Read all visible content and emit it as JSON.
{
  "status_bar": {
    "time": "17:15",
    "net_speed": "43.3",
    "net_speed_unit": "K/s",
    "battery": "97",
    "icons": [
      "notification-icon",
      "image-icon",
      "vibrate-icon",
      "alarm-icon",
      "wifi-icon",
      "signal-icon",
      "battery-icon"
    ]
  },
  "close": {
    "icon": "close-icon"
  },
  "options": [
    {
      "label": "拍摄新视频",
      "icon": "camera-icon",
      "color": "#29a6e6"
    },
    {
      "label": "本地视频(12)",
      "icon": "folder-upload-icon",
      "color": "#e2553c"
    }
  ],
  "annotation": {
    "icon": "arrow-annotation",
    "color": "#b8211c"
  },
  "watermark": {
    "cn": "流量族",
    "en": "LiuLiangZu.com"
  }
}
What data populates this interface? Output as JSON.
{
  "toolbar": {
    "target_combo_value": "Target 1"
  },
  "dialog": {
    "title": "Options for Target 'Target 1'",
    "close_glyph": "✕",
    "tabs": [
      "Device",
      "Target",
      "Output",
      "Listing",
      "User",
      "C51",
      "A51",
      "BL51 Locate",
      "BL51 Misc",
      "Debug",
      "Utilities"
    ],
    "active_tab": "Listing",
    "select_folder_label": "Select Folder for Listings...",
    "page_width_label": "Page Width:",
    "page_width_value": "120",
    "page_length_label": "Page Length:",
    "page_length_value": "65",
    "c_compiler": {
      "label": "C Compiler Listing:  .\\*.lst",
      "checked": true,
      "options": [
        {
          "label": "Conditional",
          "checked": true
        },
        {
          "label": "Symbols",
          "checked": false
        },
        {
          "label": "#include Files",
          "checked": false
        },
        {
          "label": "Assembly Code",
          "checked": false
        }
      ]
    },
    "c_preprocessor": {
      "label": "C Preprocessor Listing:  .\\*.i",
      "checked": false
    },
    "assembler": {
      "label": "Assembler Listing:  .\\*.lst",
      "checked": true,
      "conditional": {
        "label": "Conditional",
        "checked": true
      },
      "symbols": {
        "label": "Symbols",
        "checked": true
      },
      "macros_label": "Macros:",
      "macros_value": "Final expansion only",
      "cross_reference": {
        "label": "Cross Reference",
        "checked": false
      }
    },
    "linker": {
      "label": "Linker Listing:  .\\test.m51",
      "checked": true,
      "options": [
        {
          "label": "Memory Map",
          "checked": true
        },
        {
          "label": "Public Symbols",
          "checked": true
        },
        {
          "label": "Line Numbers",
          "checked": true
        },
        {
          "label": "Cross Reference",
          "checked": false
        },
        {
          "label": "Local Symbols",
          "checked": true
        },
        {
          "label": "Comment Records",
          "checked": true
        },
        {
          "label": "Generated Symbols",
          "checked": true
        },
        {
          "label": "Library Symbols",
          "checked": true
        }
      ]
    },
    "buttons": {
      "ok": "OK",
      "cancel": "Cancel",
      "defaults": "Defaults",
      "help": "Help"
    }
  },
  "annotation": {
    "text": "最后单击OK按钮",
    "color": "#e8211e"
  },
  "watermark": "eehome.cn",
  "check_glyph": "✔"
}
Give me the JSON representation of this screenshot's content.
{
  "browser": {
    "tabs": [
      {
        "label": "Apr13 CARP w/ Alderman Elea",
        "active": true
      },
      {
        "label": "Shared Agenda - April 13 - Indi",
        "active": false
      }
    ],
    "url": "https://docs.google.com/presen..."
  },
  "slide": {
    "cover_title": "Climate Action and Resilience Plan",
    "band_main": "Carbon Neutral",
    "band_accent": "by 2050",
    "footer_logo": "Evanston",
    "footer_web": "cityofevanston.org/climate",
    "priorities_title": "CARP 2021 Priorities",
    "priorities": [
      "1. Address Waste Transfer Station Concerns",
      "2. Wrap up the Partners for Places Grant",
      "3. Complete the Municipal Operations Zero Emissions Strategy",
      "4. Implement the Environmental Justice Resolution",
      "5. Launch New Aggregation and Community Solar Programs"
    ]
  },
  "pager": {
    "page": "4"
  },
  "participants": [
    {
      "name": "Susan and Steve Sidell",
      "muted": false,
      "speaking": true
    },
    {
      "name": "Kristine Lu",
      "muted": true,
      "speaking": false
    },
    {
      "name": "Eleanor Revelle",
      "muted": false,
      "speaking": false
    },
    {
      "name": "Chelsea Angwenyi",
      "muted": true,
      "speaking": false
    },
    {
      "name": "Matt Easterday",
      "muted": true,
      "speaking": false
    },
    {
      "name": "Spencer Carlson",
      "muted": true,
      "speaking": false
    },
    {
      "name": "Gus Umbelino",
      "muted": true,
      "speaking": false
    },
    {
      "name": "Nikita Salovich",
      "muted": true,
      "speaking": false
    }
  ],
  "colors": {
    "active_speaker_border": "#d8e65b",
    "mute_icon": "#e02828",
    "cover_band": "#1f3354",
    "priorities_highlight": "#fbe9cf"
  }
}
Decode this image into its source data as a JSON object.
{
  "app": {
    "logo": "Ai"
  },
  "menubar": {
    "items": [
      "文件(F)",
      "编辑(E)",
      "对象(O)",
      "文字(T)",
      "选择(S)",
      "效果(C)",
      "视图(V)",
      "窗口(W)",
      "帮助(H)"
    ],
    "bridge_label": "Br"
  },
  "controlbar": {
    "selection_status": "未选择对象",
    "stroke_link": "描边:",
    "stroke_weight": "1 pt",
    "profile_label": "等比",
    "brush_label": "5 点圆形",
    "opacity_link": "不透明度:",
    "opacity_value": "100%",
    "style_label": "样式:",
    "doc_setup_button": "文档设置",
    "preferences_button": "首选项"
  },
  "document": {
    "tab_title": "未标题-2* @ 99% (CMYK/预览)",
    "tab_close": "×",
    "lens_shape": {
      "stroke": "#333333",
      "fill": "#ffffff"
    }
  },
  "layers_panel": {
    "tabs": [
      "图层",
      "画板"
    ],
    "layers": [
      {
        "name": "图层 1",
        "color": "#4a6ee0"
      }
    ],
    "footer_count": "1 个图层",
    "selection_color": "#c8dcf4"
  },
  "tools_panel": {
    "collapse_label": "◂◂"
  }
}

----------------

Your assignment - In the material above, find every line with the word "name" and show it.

Solution to the exercise -
      "name": "Susan and Steve Sidell",
      "name": "Kristine Lu",
      "name": "Eleanor Revelle",
      "name": "Chelsea Angwenyi",
      "name": "Matt Easterday",
      "name": "Spencer Carlson",
      "name": "Gus Umbelino",
      "name": "Nikita Salovich",
        "name": "图层 1",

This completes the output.